[DATA EXCERPTS Boundary: Start]
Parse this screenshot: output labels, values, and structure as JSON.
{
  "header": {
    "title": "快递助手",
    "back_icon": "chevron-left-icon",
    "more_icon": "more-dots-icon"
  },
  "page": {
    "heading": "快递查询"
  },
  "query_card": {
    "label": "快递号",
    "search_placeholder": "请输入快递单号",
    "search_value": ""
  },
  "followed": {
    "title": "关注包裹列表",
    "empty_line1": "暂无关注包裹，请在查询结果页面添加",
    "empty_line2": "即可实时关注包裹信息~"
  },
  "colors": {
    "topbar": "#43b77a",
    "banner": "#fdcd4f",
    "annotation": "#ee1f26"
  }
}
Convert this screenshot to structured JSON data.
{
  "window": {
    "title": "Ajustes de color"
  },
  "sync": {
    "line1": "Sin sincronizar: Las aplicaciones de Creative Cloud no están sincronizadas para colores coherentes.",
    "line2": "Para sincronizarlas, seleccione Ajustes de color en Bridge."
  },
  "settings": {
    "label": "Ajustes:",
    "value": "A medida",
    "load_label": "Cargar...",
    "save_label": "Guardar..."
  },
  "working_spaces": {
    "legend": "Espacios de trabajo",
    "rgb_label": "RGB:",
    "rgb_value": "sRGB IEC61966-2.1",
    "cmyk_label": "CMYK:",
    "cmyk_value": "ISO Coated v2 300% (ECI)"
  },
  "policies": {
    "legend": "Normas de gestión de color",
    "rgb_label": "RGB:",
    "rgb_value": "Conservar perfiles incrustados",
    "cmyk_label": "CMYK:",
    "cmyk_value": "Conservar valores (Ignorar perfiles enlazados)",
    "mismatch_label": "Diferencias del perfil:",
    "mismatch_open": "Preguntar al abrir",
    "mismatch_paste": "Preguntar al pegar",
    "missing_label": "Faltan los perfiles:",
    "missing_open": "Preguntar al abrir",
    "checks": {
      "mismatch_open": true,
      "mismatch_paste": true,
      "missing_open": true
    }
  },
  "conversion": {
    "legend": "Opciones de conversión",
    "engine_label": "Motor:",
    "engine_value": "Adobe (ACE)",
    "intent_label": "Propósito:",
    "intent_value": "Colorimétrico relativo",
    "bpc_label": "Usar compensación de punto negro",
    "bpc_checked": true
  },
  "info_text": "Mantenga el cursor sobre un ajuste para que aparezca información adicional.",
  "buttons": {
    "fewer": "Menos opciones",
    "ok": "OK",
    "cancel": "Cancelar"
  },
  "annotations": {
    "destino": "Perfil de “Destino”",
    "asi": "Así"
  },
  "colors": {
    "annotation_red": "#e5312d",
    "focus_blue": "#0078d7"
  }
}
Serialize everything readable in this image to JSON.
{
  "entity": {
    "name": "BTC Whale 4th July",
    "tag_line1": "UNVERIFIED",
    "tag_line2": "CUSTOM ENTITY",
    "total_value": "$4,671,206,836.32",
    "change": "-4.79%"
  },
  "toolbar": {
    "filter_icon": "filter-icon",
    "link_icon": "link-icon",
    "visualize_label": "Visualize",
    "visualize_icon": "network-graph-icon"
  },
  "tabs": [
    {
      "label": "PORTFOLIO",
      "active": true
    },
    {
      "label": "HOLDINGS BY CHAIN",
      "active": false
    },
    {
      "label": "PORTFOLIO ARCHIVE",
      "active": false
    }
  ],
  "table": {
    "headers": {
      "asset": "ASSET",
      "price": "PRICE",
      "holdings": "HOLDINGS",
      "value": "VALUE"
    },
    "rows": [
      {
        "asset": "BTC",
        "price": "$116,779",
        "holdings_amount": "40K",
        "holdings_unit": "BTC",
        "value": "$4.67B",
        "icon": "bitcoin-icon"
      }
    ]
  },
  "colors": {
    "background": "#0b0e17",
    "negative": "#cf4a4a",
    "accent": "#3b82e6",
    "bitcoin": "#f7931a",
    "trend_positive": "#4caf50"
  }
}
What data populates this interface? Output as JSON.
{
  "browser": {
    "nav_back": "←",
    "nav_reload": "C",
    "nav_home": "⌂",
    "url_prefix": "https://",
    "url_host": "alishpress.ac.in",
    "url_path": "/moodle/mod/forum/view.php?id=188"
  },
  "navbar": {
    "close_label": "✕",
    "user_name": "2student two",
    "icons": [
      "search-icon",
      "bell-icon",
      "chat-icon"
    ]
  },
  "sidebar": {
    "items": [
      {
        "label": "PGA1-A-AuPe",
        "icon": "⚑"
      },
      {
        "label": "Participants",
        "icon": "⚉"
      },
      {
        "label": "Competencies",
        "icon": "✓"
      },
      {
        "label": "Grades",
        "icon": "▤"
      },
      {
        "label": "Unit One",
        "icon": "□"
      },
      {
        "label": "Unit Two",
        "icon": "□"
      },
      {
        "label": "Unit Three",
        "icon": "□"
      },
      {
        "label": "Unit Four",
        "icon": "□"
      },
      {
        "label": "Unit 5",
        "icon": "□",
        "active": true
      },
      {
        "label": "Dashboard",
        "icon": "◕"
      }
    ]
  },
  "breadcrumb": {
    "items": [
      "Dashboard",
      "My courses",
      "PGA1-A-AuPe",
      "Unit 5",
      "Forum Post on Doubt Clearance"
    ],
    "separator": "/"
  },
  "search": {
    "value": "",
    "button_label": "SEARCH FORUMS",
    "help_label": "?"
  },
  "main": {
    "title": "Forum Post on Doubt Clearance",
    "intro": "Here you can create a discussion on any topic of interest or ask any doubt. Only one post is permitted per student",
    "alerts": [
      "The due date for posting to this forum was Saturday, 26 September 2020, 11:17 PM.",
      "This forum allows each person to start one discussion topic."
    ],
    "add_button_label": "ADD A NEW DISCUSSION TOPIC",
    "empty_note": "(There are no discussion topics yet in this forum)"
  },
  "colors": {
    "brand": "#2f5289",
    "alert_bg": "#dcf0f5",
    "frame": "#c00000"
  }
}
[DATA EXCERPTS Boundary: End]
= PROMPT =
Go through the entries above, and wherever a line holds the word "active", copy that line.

= WRITTEN RESPONSE =
      "active": true
      "active": false
      "active": false
        "active": true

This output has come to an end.